Exercise input

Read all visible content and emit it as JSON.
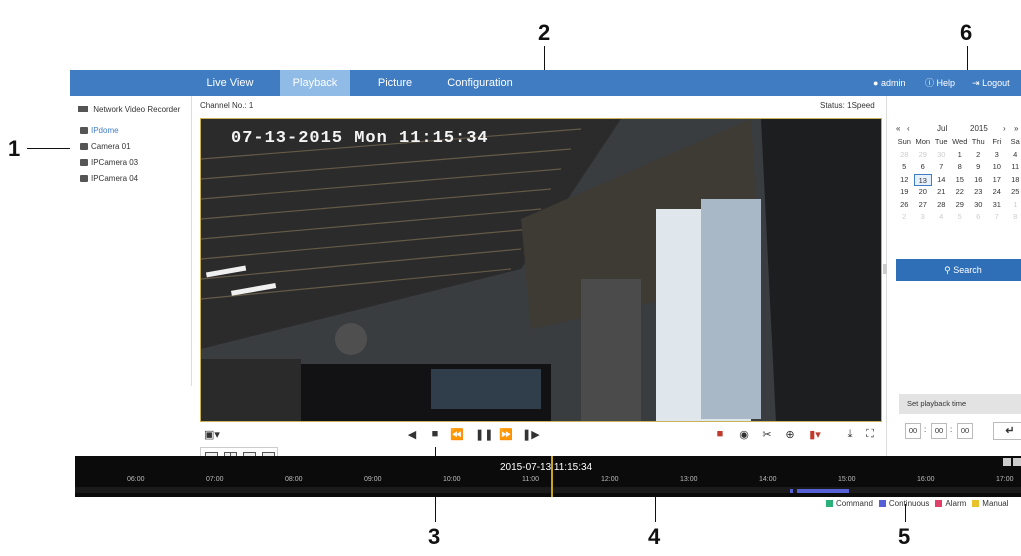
{
  "callouts": [
    "1",
    "2",
    "3",
    "4",
    "5",
    "6"
  ],
  "nav": {
    "items": [
      "Live View",
      "Playback",
      "Picture",
      "Configuration"
    ],
    "active": "Playback",
    "user": "admin",
    "help": "Help",
    "logout": "Logout"
  },
  "sidebar": {
    "root": "Network Video Recorder",
    "cameras": [
      "IPdome",
      "Camera 01",
      "IPCamera 03",
      "IPCamera 04"
    ]
  },
  "channel_label": "Channel No.: 1",
  "status_label": "Status: 1Speed",
  "osd_text": "07-13-2015 Mon 11:15:34",
  "calendar": {
    "month": "Jul",
    "year": "2015",
    "weekdays": [
      "Sun",
      "Mon",
      "Tue",
      "Wed",
      "Thu",
      "Fri",
      "Sa"
    ],
    "rows": [
      [
        "28",
        "29",
        "30",
        "1",
        "2",
        "3",
        "4"
      ],
      [
        "5",
        "6",
        "7",
        "8",
        "9",
        "10",
        "11"
      ],
      [
        "12",
        "13",
        "14",
        "15",
        "16",
        "17",
        "18"
      ],
      [
        "19",
        "20",
        "21",
        "22",
        "23",
        "24",
        "25"
      ],
      [
        "26",
        "27",
        "28",
        "29",
        "30",
        "31",
        "1"
      ],
      [
        "2",
        "3",
        "4",
        "5",
        "6",
        "7",
        "8"
      ]
    ],
    "today": "13"
  },
  "search_label": "Search",
  "playback_time": {
    "label": "Set playback time",
    "h": "00",
    "m": "00",
    "s": "00"
  },
  "timeline": {
    "current": "2015-07-13 11:15:34",
    "ticks": [
      "06:00",
      "07:00",
      "08:00",
      "09:00",
      "10:00",
      "11:00",
      "12:00",
      "13:00",
      "14:00",
      "15:00",
      "16:00",
      "17:00"
    ]
  },
  "legend": [
    {
      "label": "Command",
      "color": "#2bb07a"
    },
    {
      "label": "Continuous",
      "color": "#5560d6"
    },
    {
      "label": "Alarm",
      "color": "#e0406a"
    },
    {
      "label": "Manual",
      "color": "#e8c22a"
    }
  ]
}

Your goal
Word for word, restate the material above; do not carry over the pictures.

Answer
Read all visible content and emit it as JSON.
{
  "callouts": [
    "1",
    "2",
    "3",
    "4",
    "5",
    "6"
  ],
  "nav": {
    "items": [
      "Live View",
      "Playback",
      "Picture",
      "Configuration"
    ],
    "active": "Playback",
    "user": "admin",
    "help": "Help",
    "logout": "Logout"
  },
  "sidebar": {
    "root": "Network Video Recorder",
    "cameras": [
      "IPdome",
      "Camera 01",
      "IPCamera 03",
      "IPCamera 04"
    ]
  },
  "channel_label": "Channel No.: 1",
  "status_label": "Status: 1Speed",
  "osd_text": "07-13-2015 Mon 11:15:34",
  "calendar": {
    "month": "Jul",
    "year": "2015",
    "weekdays": [
      "Sun",
      "Mon",
      "Tue",
      "Wed",
      "Thu",
      "Fri",
      "Sa"
    ],
    "rows": [
      [
        "28",
        "29",
        "30",
        "1",
        "2",
        "3",
        "4"
      ],
      [
        "5",
        "6",
        "7",
        "8",
        "9",
        "10",
        "11"
      ],
      [
        "12",
        "13",
        "14",
        "15",
        "16",
        "17",
        "18"
      ],
      [
        "19",
        "20",
        "21",
        "22",
        "23",
        "24",
        "25"
      ],
      [
        "26",
        "27",
        "28",
        "29",
        "30",
        "31",
        "1"
      ],
      [
        "2",
        "3",
        "4",
        "5",
        "6",
        "7",
        "8"
      ]
    ],
    "today": "13"
  },
  "search_label": "Search",
  "playback_time": {
    "label": "Set playback time",
    "h": "00",
    "m": "00",
    "s": "00"
  },
  "timeline": {
    "current": "2015-07-13 11:15:34",
    "ticks": [
      "06:00",
      "07:00",
      "08:00",
      "09:00",
      "10:00",
      "11:00",
      "12:00",
      "13:00",
      "14:00",
      "15:00",
      "16:00",
      "17:00"
    ]
  },
  "legend": [
    {
      "label": "Command",
      "color": "#2bb07a"
    },
    {
      "label": "Continuous",
      "color": "#5560d6"
    },
    {
      "label": "Alarm",
      "color": "#e0406a"
    },
    {
      "label": "Manual",
      "color": "#e8c22a"
    }
  ]
}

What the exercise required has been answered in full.